Leaving nothing out, set down all the data exactly.

## Records for this task
══════════

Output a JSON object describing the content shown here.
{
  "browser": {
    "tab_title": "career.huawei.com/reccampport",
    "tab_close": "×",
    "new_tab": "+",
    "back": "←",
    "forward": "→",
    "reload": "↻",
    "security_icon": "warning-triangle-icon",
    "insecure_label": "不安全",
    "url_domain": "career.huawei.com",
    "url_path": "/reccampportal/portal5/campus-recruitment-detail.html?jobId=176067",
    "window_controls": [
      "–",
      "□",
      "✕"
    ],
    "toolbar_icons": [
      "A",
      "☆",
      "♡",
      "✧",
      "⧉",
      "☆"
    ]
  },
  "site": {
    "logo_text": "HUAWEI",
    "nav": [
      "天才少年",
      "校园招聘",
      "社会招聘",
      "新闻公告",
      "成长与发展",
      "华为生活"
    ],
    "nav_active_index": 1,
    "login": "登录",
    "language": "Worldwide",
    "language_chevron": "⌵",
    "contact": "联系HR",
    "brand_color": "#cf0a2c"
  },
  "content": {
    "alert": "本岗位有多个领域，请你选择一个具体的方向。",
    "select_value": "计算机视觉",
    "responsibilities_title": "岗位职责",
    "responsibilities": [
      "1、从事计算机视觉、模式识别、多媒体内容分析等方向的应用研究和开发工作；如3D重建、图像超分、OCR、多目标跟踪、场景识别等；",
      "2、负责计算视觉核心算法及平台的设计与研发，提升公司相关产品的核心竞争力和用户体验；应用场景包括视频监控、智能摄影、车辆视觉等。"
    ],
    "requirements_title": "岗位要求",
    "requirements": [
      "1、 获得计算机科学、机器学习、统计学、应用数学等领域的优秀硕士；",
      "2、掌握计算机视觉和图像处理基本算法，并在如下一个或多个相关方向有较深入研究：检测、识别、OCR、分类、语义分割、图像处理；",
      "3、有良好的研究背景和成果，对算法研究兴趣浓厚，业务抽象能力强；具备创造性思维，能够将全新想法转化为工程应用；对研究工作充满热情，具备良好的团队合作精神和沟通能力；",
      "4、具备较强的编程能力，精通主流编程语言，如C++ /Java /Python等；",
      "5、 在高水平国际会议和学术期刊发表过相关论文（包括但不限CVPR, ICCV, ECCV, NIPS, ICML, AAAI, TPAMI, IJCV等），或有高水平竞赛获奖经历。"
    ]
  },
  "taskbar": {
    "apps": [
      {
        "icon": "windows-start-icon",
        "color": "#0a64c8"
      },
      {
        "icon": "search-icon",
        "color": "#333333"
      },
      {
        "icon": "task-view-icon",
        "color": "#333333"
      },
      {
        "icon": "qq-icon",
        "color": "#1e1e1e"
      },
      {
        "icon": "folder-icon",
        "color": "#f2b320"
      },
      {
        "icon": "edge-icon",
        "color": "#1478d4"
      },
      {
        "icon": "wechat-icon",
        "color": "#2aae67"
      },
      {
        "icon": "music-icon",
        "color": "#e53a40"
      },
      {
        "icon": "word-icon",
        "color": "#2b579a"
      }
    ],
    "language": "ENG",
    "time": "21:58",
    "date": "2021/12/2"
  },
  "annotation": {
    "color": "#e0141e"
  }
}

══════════

## Answer for the task
Output a JSON object describing the content shown here.
{
  "browser": {
    "tab_title": "career.huawei.com/reccampport",
    "tab_close": "×",
    "new_tab": "+",
    "back": "←",
    "forward": "→",
    "reload": "↻",
    "security_icon": "warning-triangle-icon",
    "insecure_label": "不安全",
    "url_domain": "career.huawei.com",
    "url_path": "/reccampportal/portal5/campus-recruitment-detail.html?jobId=176067",
    "window_controls": [
      "–",
      "□",
      "✕"
    ],
    "toolbar_icons": [
      "A",
      "☆",
      "♡",
      "✧",
      "⧉",
      "☆"
    ]
  },
  "site": {
    "logo_text": "HUAWEI",
    "nav": [
      "天才少年",
      "校园招聘",
      "社会招聘",
      "新闻公告",
      "成长与发展",
      "华为生活"
    ],
    "nav_active_index": 1,
    "login": "登录",
    "language": "Worldwide",
    "language_chevron": "⌵",
    "contact": "联系HR",
    "brand_color": "#cf0a2c"
  },
  "content": {
    "alert": "本岗位有多个领域，请你选择一个具体的方向。",
    "select_value": "计算机视觉",
    "responsibilities_title": "岗位职责",
    "responsibilities": [
      "1、从事计算机视觉、模式识别、多媒体内容分析等方向的应用研究和开发工作；如3D重建、图像超分、OCR、多目标跟踪、场景识别等；",
      "2、负责计算视觉核心算法及平台的设计与研发，提升公司相关产品的核心竞争力和用户体验；应用场景包括视频监控、智能摄影、车辆视觉等。"
    ],
    "requirements_title": "岗位要求",
    "requirements": [
      "1、 获得计算机科学、机器学习、统计学、应用数学等领域的优秀硕士；",
      "2、掌握计算机视觉和图像处理基本算法，并在如下一个或多个相关方向有较深入研究：检测、识别、OCR、分类、语义分割、图像处理；",
      "3、有良好的研究背景和成果，对算法研究兴趣浓厚，业务抽象能力强；具备创造性思维，能够将全新想法转化为工程应用；对研究工作充满热情，具备良好的团队合作精神和沟通能力；",
      "4、具备较强的编程能力，精通主流编程语言，如C++ /Java /Python等；",
      "5、 在高水平国际会议和学术期刊发表过相关论文（包括但不限CVPR, ICCV, ECCV, NIPS, ICML, AAAI, TPAMI, IJCV等），或有高水平竞赛获奖经历。"
    ]
  },
  "taskbar": {
    "apps": [
      {
        "icon": "windows-start-icon",
        "color": "#0a64c8"
      },
      {
        "icon": "search-icon",
        "color": "#333333"
      },
      {
        "icon": "task-view-icon",
        "color": "#333333"
      },
      {
        "icon": "qq-icon",
        "color": "#1e1e1e"
      },
      {
        "icon": "folder-icon",
        "color": "#f2b320"
      },
      {
        "icon": "edge-icon",
        "color": "#1478d4"
      },
      {
        "icon": "wechat-icon",
        "color": "#2aae67"
      },
      {
        "icon": "music-icon",
        "color": "#e53a40"
      },
      {
        "icon": "word-icon",
        "color": "#2b579a"
      }
    ],
    "language": "ENG",
    "time": "21:58",
    "date": "2021/12/2"
  },
  "annotation": {
    "color": "#e0141e"
  }
}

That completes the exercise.